Rats were intravenously injected with 10μCi of [U-14C]deoxyglucose (DG) or [U-14C]fluorodeoxyglucose (FDG) and sacrificed by microwave irradiation 4, 45 and 240 min later. Fluorodeoxyglucose phosphate (FDGP) accumulated at a significantly greater rate than did deoxyglucose phosphate (DGP) in brain. Loss of the phosphorylated compounds from brain between 45 and 240 min after administration was similar. The per cent of radioactivity in non-phosphorylated compounds was lower with FDG as tracer at all times after injection. The probable basis for the difference in rate of phosphorylation of the two compounds is a difference in the kinetic properties of rat brain hexokinase with FDG and DG as substrates. The principal use of these isotopes is for studies of regional glucose utilization in brain. In the rat, our data indicate that FDG has two advantages over DG for such studies. Since FDGP accumulates in brain at about 150% the rate of DGP, the amounts (and costs) of isotope can be reduced by up to one third with FDG as tracer. The more rapid decrease in background of non-phosphorylated FDG potentially allows the study of shorter periods of time in autoradiographic work. These considerations apply to both qualitative and quantitative studies of glucose utilization by rat brain. For quantitative work, however, the constants necessary to convert rates of FDG phosphorylation to rates of glucose phosphorylation by rat brain have yet to be determined.

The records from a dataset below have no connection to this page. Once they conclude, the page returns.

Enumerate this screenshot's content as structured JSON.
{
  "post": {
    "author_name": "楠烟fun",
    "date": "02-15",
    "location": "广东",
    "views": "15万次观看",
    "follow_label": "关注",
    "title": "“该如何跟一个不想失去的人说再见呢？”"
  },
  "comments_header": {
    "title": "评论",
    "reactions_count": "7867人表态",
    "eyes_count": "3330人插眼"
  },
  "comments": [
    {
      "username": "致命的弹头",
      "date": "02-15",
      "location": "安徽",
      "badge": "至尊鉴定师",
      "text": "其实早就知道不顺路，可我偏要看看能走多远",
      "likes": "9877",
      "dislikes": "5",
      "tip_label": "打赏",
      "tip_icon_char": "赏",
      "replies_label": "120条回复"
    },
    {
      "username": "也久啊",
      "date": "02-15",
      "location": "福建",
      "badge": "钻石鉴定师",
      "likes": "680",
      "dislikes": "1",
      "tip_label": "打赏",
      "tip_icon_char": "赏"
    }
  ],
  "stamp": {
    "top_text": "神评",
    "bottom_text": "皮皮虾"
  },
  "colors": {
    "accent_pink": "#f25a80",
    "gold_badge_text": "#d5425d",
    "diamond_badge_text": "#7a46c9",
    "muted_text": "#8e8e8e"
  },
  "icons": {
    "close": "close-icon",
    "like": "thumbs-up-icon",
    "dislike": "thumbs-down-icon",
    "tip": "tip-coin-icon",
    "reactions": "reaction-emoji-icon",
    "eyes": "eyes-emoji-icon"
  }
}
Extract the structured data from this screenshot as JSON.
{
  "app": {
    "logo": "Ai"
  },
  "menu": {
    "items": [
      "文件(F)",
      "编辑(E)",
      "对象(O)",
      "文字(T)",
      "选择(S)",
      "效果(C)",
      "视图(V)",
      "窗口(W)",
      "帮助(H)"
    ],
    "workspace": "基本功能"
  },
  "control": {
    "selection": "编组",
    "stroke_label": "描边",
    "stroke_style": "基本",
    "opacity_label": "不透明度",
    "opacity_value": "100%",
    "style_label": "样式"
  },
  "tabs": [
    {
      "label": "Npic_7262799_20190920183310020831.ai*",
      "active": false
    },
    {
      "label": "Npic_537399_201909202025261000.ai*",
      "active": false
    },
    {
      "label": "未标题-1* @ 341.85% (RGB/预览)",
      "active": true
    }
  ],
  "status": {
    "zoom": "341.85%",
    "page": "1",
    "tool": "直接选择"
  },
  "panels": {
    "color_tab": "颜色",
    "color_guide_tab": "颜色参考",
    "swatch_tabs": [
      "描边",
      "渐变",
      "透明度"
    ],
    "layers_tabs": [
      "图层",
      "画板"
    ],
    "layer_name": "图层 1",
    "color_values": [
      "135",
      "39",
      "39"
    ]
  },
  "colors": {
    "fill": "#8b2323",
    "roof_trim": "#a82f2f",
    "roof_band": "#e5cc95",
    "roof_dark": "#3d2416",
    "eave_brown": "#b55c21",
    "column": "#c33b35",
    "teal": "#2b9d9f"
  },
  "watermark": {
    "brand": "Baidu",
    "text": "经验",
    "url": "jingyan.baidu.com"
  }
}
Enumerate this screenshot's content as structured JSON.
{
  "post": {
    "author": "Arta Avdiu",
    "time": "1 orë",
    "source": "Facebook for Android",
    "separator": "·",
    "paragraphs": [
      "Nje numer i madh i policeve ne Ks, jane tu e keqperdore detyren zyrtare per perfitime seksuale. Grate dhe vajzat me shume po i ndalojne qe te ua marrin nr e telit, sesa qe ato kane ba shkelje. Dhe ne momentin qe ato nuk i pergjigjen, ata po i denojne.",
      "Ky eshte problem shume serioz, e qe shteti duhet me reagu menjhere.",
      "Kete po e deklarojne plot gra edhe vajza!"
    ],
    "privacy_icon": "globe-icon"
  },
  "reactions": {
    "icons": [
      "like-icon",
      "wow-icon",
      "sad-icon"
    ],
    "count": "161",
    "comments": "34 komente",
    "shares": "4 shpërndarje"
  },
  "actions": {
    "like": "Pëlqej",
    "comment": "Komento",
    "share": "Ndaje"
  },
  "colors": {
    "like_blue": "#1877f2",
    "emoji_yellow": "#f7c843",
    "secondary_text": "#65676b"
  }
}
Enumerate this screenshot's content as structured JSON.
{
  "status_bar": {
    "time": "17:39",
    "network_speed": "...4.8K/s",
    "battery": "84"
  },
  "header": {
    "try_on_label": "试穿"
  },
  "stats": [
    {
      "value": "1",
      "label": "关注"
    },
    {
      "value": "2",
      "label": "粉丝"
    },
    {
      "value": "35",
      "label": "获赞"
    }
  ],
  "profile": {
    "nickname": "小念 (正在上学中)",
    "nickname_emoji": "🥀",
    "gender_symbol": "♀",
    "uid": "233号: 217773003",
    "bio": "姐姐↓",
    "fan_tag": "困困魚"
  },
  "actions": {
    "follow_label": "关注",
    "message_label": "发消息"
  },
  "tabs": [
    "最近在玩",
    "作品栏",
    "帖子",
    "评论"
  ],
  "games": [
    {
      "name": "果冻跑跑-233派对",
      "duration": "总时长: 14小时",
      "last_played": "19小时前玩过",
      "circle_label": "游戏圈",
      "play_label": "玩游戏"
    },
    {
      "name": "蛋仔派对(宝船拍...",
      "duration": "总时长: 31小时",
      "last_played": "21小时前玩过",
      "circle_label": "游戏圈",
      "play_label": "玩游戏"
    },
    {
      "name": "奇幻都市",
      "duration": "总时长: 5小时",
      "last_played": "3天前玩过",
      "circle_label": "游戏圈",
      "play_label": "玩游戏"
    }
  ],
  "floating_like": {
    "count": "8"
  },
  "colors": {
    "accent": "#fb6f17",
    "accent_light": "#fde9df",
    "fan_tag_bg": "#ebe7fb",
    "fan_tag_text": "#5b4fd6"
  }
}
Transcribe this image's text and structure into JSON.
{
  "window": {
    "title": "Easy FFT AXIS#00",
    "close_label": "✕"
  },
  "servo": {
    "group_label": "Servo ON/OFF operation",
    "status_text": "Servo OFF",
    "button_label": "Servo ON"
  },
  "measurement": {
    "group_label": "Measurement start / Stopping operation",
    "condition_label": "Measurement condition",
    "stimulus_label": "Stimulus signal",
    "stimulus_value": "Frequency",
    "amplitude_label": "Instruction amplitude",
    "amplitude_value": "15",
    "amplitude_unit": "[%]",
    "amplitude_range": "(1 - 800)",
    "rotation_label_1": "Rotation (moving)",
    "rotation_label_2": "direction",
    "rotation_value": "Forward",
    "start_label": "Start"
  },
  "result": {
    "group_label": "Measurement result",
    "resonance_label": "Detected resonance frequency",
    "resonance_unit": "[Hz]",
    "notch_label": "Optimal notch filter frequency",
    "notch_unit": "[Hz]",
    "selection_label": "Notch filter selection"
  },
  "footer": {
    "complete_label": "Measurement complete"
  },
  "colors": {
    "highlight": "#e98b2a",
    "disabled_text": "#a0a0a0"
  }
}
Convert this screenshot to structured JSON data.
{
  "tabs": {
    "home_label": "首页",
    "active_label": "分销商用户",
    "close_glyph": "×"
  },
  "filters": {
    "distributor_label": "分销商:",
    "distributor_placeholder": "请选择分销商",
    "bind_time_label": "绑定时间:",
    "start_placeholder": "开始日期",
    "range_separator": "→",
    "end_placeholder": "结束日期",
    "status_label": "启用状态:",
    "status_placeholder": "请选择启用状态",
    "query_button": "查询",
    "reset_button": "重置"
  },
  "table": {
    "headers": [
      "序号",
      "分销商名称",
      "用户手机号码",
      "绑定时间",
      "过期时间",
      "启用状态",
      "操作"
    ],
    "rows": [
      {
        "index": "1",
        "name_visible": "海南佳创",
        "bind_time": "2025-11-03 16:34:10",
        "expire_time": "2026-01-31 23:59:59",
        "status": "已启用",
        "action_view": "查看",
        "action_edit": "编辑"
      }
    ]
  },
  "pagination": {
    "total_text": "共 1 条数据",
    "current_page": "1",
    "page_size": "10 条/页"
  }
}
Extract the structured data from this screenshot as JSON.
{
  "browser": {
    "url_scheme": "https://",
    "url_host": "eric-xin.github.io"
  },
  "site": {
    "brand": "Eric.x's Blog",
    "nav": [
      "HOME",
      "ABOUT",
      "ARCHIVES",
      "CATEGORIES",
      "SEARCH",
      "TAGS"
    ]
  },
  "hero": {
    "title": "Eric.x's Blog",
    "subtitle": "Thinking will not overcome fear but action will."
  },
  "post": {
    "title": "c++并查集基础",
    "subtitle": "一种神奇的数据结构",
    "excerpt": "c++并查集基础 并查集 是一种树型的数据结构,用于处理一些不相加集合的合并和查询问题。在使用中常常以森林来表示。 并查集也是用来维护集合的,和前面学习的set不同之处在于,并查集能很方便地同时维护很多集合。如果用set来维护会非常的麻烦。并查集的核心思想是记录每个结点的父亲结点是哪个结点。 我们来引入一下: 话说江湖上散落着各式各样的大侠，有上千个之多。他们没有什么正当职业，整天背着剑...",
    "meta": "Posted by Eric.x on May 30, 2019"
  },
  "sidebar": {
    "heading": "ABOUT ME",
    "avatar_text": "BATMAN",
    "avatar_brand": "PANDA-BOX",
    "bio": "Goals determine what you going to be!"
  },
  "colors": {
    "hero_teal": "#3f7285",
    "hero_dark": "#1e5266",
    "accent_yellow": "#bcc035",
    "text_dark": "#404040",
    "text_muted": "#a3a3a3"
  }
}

ASJC Scopus subject areas
- Biochemistry, Genetics and Molecular Biology(all)
- Pharmacology, Toxicology and Pharmaceutics(all)